Moreover, even your limited involvement in abortion will raise a very serious question of fairness to the unborn child. If you were in his or her place, would you not wish a prolife physician your mother consulted to do everything possible to dissuade her from killing you? Nor is involvement in prescribing oral contraceptives free of the issue of fairness. As you and White argued, they sometimes work as abortifacients. Moreover, they do not always work, and then a child comes to be as unwanted and is in danger of being either aborted or resented and, perhaps, abused (see LCL, 514–16).
Consequently, it seems clear to me that you may not comply with the decision of the others even within the limits you have set. But it is not clear to me that your only alternative is simply to leave and begin a new practice elsewhere. While you might be forced to do that, it should be a last resort. You owe it to your patients, including those not yet born, to help them preserve their lives and promote their health. Before leaving, you should communicate with your partners, one by one, in an effort to persuade at least some of them, and especially Dr. White, to insist on keeping to the terms of the original contract.

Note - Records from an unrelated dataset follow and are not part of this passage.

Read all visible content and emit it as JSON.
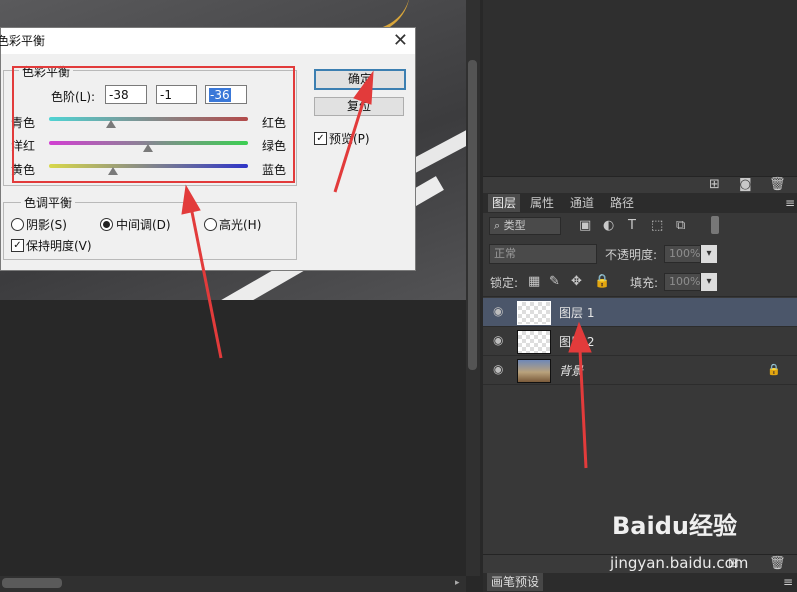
{
  "dialog": {
    "title": "色彩平衡",
    "group_color_balance": "色彩平衡",
    "levels_label": "色阶(L):",
    "levels": [
      "-38",
      "-1",
      "-36"
    ],
    "sliders": [
      {
        "left": "青色",
        "right": "红色",
        "value": -38
      },
      {
        "left": "洋红",
        "right": "绿色",
        "value": -1
      },
      {
        "left": "黄色",
        "right": "蓝色",
        "value": -36
      }
    ],
    "ok_label": "确定",
    "reset_label": "复位",
    "preview_label": "预览(P)",
    "group_tone_balance": "色调平衡",
    "tone_options": [
      "阴影(S)",
      "中间调(D)",
      "高光(H)"
    ],
    "tone_selected": "中间调(D)",
    "preserve_label": "保持明度(V)",
    "preserve_checked": true,
    "preview_checked": true
  },
  "panels": {
    "tabs": [
      "图层",
      "属性",
      "通道",
      "路径"
    ],
    "active_tab": "图层",
    "filter_label": "类型",
    "blend_mode": "正常",
    "opacity_label": "不透明度:",
    "opacity_value": "100%",
    "lock_label": "锁定:",
    "fill_label": "填充:",
    "fill_value": "100%",
    "layers": [
      {
        "name": "图层 1",
        "selected": true,
        "kind": "transparent"
      },
      {
        "name": "图层 2",
        "selected": false,
        "kind": "transparent"
      },
      {
        "name": "背景",
        "selected": false,
        "kind": "photo",
        "locked": true
      }
    ],
    "brush_presets_tab": "画笔预设"
  },
  "watermark": {
    "brand": "Baidu经验",
    "url": "jingyan.baidu.com"
  },
  "colors": {
    "accent_red": "#e23b3b",
    "panel_bg": "#383838",
    "selected_layer": "#4b566a"
  }
}
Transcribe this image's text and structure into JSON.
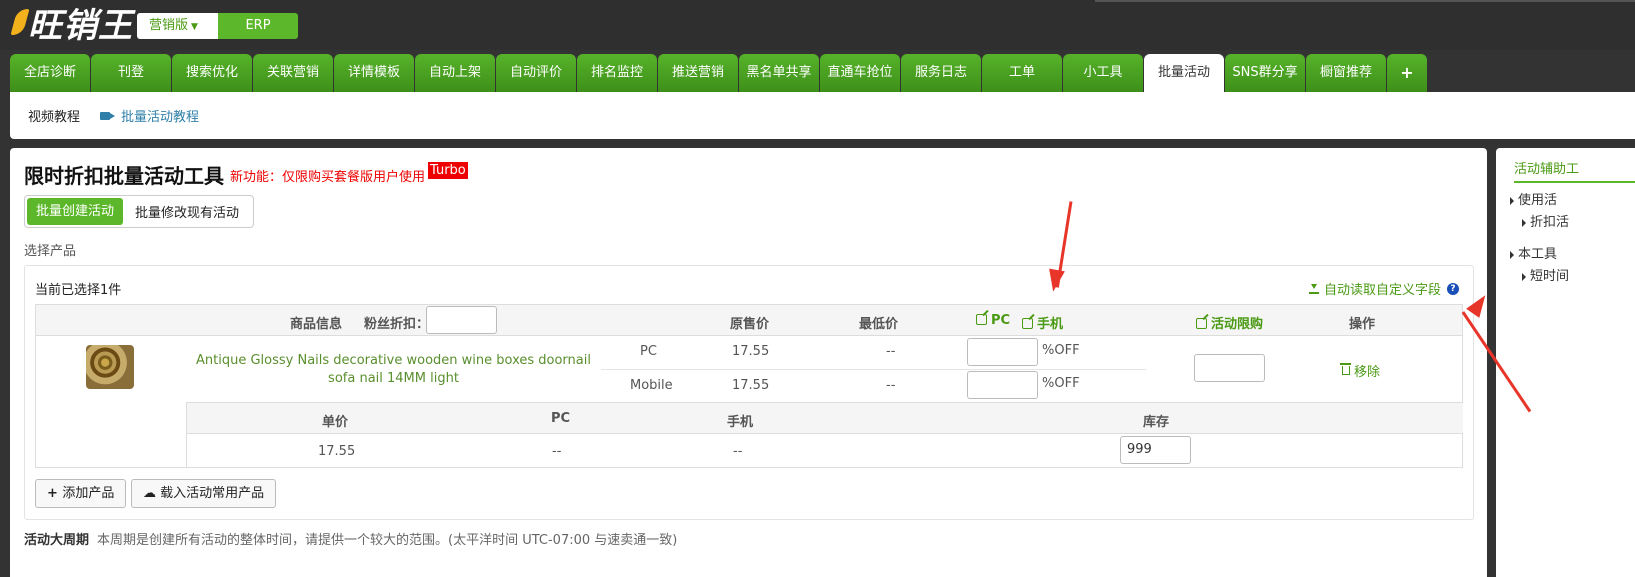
{
  "brand": {
    "logo_text": "旺销王",
    "version_label": "营销版",
    "erp_label": "ERP"
  },
  "tabs": [
    {
      "label": "全店诊断",
      "active": false
    },
    {
      "label": "刊登",
      "active": false
    },
    {
      "label": "搜索优化",
      "active": false
    },
    {
      "label": "关联营销",
      "active": false
    },
    {
      "label": "详情模板",
      "active": false
    },
    {
      "label": "自动上架",
      "active": false
    },
    {
      "label": "自动评价",
      "active": false
    },
    {
      "label": "排名监控",
      "active": false
    },
    {
      "label": "推送营销",
      "active": false
    },
    {
      "label": "黑名单共享",
      "active": false
    },
    {
      "label": "直通车抢位",
      "active": false
    },
    {
      "label": "服务日志",
      "active": false
    },
    {
      "label": "工单",
      "active": false
    },
    {
      "label": "小工具",
      "active": false
    },
    {
      "label": "批量活动",
      "active": true
    },
    {
      "label": "SNS群分享",
      "active": false
    },
    {
      "label": "橱窗推荐",
      "active": false
    },
    {
      "label": "+",
      "active": false
    }
  ],
  "subnav": {
    "video_label": "视频教程",
    "tutorial_link": "批量活动教程"
  },
  "main": {
    "title": "限时折扣批量活动工具",
    "new_feature": "新功能：仅限购买套餐版用户使用",
    "turbo": "Turbo",
    "btn_create": "批量创建活动",
    "btn_modify": "批量修改现有活动",
    "section_label": "选择产品",
    "selected_count": "当前已选择1件",
    "auto_read": "自动读取自定义字段",
    "help": "?",
    "headers": {
      "product_info": "商品信息",
      "fans_discount": "粉丝折扣：",
      "original_price": "原售价",
      "lowest_price": "最低价",
      "pc": "PC",
      "mobile": "手机",
      "limit": "活动限购",
      "action": "操作"
    },
    "product": {
      "name": "Antique Glossy Nails decorative wooden wine boxes doornail sofa nail 14MM light",
      "rows": [
        {
          "channel": "PC",
          "price": "17.55",
          "lowest": "--",
          "off": "%OFF"
        },
        {
          "channel": "Mobile",
          "price": "17.55",
          "lowest": "--",
          "off": "%OFF"
        }
      ],
      "remove": "移除"
    },
    "sku_headers": {
      "unit_price": "单价",
      "pc": "PC",
      "mobile": "手机",
      "stock": "库存"
    },
    "sku_row": {
      "unit_price": "17.55",
      "pc": "--",
      "mobile": "--",
      "stock": "999"
    },
    "add_product": "添加产品",
    "load_common": "载入活动常用产品",
    "period_label": "活动大周期",
    "period_desc": "本周期是创建所有活动的整体时间，请提供一个较大的范围。(太平洋时间 UTC-07:00 与速卖通一致)"
  },
  "side": {
    "title": "活动辅助工",
    "items": [
      "使用活",
      "折扣活",
      "本工具",
      "短时间"
    ]
  },
  "colors": {
    "accent": "#5cb82a",
    "brand_dark": "#2f2f2f",
    "alert": "#e8352a"
  }
}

If you win back at least three of your partners, that majority can save and restore the group’s original purpose of providing good care in accord with sound morality. Your patients, who came to the group on that basis, deserve nothing less.

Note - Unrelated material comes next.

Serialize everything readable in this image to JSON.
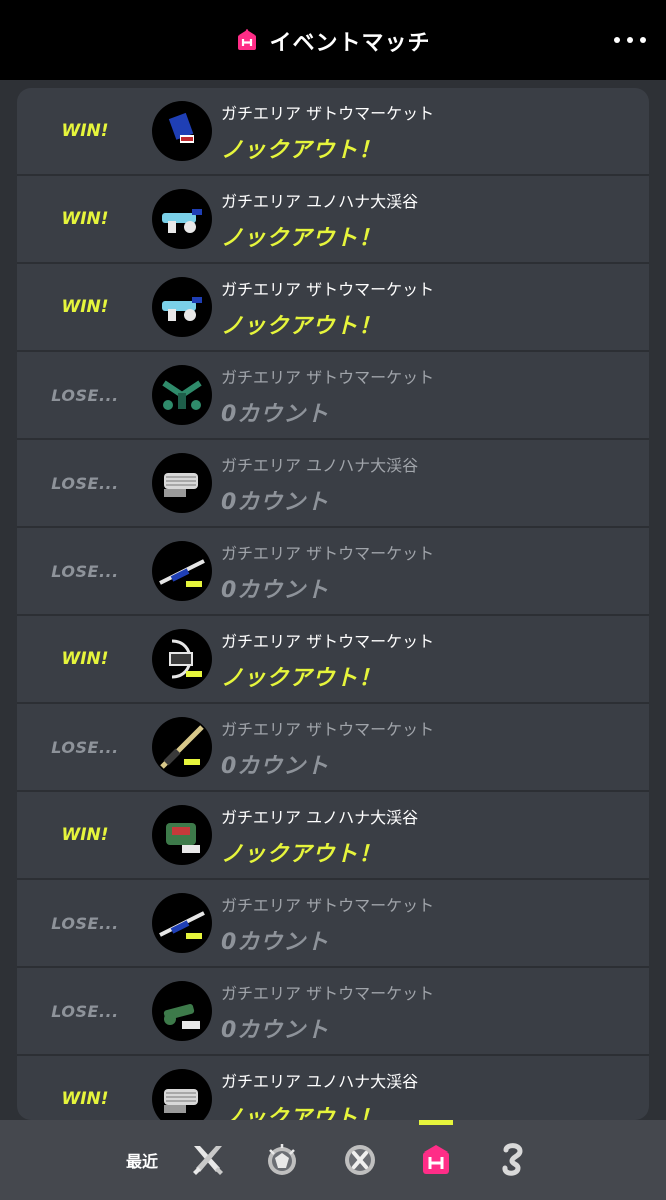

Even if you do not persuade enough—or any—of your partners, in my judgment you should not go quietly, but should consult a competent lawyer, unless you already have done so, about possible legal steps. Perhaps the agreement you made in setting up the group—to practice in accord with the Church’s teaching—remains legally binding on the others, so that they cannot amend it without your consent. In that case, you can insist that they abide by it. Perhaps the status of the agreement is not so clear, but their position could not be easily defended. In that case, perhaps you can refuse to leave, refuse to cooperate with the new policy, and even openly oppose it. The resulting conflict will be painful for all concerned and may lead the others to offer you some sort of fair settlement. Even if the conflict drags on for a long time, your refusal to refer patients to Xander for immoral procedures and your open opposition would change the significance of your involvement, so that, if you were careful, you could avoid doing anything morally unacceptable.
But perhaps the legal situation is clear, so that you plainly must either cooperate, at least at the level you propose, or leave. In that case, I believe you must leave. Losing your share in this practice certainly will be a great sacrifice. However, you should compare it with the greater sacrifices, including life itself, that many other Christians gladly have made in order to keep the faith.244 You still will have your training and experience in a very remunerative profession. Even if you establish a new practice in some community too poor and/or small to have a physician up to now, you probably will be able to live as well as your neighbors, and Christians dedicated to service should be willing to share, insofar as necessary, the lot of those they serve. Moreover, in due time, you will be compensated very well for your deprivation: “Blessed are those who are persecuted for righteousness’ sake, for theirs is the kingdom of heaven” (Mt 5.10).
244. See John Paul II, Veritatis splendor, 90–94, AAS 85 (1993) 1205–8, OR, 6 Oct. 1993, xiv; LCL, 112.